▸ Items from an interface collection
== Segment start ==
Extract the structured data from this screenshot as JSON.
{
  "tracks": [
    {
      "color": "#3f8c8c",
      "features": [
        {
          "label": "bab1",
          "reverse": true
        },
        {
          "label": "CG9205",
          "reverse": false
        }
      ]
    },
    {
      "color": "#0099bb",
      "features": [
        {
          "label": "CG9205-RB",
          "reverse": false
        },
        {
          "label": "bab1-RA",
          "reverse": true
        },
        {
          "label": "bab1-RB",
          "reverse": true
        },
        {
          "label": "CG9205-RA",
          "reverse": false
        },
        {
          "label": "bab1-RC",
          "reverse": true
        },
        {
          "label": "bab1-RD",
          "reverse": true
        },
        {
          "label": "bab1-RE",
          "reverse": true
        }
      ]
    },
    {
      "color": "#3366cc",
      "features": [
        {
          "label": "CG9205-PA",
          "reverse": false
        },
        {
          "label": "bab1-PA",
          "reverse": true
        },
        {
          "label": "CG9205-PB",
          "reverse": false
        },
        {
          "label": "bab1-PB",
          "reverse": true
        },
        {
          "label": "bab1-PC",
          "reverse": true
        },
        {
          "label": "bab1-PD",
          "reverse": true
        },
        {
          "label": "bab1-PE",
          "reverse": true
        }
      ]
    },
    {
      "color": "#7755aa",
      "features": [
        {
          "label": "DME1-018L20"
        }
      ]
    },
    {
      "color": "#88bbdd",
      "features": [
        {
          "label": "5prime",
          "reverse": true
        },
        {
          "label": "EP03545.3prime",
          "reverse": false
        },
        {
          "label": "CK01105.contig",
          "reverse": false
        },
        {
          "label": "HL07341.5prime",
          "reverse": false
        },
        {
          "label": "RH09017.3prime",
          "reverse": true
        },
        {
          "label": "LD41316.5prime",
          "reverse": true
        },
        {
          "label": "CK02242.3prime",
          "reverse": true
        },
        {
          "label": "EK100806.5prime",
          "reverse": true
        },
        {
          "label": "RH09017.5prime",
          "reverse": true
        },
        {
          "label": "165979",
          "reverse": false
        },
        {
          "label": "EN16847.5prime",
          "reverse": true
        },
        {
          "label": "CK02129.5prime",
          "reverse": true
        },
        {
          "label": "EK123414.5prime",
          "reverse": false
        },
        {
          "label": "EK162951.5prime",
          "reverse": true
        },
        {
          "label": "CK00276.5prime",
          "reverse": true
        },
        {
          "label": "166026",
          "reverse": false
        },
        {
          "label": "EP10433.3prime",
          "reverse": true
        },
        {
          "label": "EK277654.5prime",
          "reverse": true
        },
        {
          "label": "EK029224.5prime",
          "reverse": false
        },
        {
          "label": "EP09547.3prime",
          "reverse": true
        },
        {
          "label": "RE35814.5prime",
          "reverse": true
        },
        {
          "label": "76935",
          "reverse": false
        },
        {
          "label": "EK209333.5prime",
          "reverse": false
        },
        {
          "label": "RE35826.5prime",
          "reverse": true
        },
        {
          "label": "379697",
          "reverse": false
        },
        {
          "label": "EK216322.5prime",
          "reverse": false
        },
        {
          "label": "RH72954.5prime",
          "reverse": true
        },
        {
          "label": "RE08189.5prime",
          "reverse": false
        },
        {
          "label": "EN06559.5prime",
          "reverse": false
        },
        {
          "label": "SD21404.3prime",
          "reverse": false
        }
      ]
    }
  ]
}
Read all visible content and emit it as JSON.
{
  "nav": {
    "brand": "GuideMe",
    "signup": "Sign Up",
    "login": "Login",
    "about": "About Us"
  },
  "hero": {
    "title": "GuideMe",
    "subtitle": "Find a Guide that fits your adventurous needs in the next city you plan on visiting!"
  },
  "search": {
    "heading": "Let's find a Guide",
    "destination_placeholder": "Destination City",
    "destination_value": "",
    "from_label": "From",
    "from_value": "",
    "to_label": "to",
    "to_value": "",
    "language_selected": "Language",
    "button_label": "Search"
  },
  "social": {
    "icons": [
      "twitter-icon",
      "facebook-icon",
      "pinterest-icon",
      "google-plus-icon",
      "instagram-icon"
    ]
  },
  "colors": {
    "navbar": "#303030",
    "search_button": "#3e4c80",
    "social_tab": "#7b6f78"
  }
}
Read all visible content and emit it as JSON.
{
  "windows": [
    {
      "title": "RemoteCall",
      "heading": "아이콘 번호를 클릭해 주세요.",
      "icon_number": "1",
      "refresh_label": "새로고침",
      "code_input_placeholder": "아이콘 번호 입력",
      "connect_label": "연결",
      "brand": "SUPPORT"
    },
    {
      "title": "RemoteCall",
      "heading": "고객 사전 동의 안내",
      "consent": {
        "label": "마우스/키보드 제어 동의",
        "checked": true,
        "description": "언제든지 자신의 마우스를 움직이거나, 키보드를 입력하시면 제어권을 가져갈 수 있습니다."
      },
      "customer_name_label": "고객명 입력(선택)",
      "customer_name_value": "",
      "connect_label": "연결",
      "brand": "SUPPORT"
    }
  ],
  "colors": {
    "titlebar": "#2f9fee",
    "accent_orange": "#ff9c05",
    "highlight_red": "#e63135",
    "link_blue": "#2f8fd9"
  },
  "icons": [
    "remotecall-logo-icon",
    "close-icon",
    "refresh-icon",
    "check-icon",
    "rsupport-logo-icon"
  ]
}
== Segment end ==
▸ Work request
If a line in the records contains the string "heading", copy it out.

▸ Answer to this exercise
    "heading": "Let's find a Guide",
      "heading": "아이콘 번호를 클릭해 주세요.",
      "heading": "고객 사전 동의 안내",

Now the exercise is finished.